During the summer, we all get used to leaving a bottle of water in the car in order to stay hydrated and withstand high temperatures. But our simple daily habit can be catastrophic and extremely dangerous.
This conclusion was reached by an employee of a US electrification company, who was in his lunch break from work, when he found out that smoke was coming under the center console of his car. The cause, as he realized surprised a few minutes later, was a plastic bottle of water . “I went over to look and I noticed that the light was refracted through the bottle, causing it to catch fire,” said Dioni Amuchastegui in social media.
The case caught the attention of thousands, including the Midwest City Fire Department in Oklahoma. The fire department even ran a test of their own.
“Vinyl generally starts to burn at 455 degrees,” David Richardson, of the Midwest City Fire Department, told CBS News. “It wouldn’t take very long to start a fire if conditions were right — depends on how focused that beam of light is.”
Richardson re-created Amuchastegui’s experiment, burning a hole through a piece of paper using a small plastic bottle.
“The air temperature doesn’t matter,” Richardson explained. “It works just like a magnifying glass, like one that you would use to burn leaves as a kid. It’s the same principle.”
Drivers don’t have to worry about leaving out dark-colored drinks or tinted bottles, but Richardson recommends storing clear plastic water bottles under your seat and away from sunlight. If you notice a burning odor or cigarette-sized burn start to form, Richardson advises pushing the bottle out of the sunlight to break the beam of light.

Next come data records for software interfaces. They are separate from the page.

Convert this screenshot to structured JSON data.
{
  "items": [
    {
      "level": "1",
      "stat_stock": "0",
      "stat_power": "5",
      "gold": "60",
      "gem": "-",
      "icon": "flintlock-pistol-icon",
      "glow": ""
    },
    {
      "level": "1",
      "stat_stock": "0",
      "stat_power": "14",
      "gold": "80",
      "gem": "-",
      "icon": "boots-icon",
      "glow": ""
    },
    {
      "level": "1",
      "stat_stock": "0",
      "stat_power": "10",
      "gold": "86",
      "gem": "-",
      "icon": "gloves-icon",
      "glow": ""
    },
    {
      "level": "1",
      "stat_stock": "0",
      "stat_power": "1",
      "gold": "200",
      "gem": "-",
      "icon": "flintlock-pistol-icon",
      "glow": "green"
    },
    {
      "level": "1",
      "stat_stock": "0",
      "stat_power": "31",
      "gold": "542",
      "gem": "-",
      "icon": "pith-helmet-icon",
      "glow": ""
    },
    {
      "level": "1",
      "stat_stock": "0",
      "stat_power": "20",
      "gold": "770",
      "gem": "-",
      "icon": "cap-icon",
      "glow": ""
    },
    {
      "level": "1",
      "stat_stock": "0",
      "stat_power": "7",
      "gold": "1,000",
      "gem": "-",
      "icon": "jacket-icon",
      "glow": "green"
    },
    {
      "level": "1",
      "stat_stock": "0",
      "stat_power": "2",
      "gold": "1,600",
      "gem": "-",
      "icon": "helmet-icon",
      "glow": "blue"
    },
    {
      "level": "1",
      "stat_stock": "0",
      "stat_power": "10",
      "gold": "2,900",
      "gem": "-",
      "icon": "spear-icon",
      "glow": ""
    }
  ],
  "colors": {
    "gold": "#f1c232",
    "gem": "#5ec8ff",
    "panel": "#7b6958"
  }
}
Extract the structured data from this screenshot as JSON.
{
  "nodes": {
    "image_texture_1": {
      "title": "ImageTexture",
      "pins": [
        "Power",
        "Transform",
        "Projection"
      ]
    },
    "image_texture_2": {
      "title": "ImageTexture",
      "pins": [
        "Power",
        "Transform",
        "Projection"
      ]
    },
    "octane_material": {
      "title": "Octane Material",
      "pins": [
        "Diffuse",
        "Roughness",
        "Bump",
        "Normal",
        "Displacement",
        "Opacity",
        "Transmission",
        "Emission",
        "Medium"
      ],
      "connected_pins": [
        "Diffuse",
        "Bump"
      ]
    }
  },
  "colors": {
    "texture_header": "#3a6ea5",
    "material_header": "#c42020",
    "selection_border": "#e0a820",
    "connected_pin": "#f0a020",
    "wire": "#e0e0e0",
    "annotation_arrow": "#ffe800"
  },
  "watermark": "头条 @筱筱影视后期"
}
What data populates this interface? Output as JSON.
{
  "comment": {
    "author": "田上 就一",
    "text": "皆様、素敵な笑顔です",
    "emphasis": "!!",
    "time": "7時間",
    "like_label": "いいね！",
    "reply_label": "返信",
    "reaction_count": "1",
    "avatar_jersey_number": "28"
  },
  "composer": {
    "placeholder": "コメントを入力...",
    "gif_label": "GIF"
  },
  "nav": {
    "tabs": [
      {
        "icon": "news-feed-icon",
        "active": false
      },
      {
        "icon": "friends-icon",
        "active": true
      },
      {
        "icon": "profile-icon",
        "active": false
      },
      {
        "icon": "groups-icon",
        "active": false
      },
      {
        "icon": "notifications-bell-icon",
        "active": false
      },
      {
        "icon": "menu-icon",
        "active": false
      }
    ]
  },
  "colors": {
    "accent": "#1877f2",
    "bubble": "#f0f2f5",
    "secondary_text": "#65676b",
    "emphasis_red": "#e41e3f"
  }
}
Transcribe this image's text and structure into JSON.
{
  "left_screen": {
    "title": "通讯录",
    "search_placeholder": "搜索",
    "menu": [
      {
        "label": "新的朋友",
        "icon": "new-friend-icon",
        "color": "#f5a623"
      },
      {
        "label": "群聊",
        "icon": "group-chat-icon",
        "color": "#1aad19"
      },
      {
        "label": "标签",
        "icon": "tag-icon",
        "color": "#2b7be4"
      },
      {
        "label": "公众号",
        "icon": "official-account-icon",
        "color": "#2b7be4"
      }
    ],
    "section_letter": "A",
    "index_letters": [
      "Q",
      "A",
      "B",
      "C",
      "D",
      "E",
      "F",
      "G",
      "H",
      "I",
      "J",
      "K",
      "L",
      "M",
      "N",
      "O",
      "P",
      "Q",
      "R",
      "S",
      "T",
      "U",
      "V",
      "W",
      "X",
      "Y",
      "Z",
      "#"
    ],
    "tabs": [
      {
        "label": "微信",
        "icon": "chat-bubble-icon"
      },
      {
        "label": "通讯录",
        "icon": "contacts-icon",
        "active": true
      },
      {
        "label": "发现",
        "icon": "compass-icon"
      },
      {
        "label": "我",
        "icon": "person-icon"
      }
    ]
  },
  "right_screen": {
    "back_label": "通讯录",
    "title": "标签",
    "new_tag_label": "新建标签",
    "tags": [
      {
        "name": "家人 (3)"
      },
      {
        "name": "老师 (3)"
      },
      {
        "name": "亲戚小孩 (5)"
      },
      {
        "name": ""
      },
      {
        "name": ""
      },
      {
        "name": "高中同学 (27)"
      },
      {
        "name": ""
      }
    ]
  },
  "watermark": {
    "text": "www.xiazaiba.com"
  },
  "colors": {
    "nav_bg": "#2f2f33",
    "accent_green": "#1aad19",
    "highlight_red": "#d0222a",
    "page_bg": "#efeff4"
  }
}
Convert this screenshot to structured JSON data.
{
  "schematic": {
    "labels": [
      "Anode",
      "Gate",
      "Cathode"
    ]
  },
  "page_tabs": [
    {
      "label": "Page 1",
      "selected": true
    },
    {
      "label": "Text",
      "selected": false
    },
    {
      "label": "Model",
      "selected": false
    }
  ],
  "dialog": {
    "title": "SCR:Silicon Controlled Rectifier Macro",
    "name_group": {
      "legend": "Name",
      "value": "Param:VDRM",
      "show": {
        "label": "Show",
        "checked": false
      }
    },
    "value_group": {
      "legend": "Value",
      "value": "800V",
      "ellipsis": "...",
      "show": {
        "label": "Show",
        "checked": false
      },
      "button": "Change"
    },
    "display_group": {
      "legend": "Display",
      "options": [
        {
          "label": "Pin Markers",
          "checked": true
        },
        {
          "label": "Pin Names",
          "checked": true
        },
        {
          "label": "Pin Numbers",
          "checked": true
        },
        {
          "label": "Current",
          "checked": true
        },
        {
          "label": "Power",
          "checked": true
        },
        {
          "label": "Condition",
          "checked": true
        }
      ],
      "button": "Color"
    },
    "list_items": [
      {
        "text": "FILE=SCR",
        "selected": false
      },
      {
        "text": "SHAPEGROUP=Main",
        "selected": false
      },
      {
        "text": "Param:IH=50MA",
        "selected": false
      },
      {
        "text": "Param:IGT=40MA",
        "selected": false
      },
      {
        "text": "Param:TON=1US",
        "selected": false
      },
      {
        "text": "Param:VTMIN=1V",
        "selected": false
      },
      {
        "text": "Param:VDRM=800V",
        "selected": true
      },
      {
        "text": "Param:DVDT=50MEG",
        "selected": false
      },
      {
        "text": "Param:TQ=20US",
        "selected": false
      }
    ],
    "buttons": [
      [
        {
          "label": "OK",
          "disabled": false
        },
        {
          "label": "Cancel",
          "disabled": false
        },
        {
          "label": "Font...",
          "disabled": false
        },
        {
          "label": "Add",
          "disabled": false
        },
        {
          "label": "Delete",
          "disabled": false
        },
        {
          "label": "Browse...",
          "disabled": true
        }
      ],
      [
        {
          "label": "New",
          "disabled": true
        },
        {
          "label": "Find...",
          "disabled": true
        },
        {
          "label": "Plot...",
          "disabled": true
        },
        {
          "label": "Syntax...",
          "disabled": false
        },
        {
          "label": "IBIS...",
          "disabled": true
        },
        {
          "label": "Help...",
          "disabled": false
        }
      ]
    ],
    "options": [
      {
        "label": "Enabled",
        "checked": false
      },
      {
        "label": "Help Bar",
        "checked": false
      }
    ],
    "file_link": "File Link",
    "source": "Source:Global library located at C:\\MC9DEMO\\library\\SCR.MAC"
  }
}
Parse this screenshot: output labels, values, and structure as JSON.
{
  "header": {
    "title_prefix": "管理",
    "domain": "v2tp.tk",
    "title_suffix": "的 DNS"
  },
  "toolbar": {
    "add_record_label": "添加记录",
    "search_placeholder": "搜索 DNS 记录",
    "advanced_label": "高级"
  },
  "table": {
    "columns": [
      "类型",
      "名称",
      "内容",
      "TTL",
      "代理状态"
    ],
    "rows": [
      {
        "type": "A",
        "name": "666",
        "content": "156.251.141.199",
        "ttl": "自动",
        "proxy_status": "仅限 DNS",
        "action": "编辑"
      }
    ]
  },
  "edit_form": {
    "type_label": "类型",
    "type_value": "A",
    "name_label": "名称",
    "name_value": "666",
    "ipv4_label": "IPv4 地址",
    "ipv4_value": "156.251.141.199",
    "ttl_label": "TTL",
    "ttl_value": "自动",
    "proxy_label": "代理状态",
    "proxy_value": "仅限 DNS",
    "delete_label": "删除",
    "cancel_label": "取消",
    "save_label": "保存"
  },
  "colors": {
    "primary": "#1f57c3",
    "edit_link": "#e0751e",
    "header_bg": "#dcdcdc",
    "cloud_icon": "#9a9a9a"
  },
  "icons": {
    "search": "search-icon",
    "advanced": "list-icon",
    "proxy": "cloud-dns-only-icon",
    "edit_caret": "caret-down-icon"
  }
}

“It’s not a crisis. We don’t know of this happening or becoming a contributing factor of car fires in our district, but the potential does exist,” he adds.